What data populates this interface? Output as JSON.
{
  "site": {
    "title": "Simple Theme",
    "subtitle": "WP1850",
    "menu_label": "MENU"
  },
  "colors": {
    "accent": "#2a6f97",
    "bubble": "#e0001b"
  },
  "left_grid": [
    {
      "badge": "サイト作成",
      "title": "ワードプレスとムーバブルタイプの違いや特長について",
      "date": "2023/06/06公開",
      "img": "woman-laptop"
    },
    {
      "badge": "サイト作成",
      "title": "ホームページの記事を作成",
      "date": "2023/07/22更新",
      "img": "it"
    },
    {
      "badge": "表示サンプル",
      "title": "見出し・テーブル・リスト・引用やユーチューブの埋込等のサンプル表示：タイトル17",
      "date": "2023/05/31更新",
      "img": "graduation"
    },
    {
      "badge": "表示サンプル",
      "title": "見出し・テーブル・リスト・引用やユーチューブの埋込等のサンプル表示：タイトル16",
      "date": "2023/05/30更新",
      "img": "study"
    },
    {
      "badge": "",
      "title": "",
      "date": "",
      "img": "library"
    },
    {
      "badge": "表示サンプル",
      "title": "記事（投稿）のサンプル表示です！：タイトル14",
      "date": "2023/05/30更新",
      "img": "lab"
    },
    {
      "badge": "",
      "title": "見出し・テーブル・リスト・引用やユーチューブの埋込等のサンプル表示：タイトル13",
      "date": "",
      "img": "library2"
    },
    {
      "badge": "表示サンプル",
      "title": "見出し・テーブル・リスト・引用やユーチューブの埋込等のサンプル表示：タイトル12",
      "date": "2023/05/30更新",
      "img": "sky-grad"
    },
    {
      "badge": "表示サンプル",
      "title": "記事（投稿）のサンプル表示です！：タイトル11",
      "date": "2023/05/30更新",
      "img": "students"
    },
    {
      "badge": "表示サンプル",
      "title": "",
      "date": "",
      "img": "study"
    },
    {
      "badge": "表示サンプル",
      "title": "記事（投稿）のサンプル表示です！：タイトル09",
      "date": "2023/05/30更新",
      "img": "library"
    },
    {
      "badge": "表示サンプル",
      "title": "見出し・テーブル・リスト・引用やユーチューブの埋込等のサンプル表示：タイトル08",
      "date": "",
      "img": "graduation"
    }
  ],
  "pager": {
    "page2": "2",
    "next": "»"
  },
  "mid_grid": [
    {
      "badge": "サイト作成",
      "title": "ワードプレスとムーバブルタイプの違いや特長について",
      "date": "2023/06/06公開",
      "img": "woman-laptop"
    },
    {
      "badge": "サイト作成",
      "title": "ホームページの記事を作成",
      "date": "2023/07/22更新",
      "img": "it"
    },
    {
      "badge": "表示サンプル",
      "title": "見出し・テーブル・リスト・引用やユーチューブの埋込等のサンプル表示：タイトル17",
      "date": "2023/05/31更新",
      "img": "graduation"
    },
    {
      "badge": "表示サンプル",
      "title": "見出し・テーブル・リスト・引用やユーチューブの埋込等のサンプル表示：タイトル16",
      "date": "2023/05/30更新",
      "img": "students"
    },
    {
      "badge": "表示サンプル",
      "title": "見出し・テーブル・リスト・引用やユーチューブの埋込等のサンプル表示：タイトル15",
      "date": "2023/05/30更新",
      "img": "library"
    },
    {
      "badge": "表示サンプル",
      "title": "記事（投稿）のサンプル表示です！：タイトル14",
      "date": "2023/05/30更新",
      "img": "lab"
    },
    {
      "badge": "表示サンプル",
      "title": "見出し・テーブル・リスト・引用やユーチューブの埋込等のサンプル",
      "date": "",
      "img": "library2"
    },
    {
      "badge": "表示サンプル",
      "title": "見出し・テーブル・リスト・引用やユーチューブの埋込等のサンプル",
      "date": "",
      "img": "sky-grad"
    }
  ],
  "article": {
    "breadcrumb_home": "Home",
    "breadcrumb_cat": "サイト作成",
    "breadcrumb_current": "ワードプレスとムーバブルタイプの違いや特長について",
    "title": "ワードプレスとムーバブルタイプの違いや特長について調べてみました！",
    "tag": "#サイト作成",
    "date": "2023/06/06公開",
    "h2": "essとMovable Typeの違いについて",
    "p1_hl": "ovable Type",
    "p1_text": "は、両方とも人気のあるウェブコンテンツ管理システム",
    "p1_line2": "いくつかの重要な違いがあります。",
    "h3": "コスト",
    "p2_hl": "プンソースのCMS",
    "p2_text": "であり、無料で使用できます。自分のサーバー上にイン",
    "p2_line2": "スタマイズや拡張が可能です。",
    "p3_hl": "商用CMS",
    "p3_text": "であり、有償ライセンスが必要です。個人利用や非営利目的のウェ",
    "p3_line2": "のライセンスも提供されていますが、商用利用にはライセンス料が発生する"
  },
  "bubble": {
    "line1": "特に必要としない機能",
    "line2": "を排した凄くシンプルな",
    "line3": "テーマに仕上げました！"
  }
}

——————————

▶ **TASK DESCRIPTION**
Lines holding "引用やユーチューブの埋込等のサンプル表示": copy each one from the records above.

▶ **SOLUTION TO THE PROBLEM**
      "title": "見出し・テーブル・リスト・引用やユーチューブの埋込等のサンプル表示：タイトル17",
      "title": "見出し・テーブル・リスト・引用やユーチューブの埋込等のサンプル表示：タイトル16",
      "title": "見出し・テーブル・リスト・引用やユーチューブの埋込等のサンプル表示：タイトル13",
      "title": "見出し・テーブル・リスト・引用やユーチューブの埋込等のサンプル表示：タイトル12",
      "title": "見出し・テーブル・リスト・引用やユーチューブの埋込等のサンプル表示：タイトル08",
      "title": "見出し・テーブル・リスト・引用やユーチューブの埋込等のサンプル表示：タイトル17",
      "title": "見出し・テーブル・リスト・引用やユーチューブの埋込等のサンプル表示：タイトル16",
      "title": "見出し・テーブル・リスト・引用やユーチューブの埋込等のサンプル表示：タイトル15",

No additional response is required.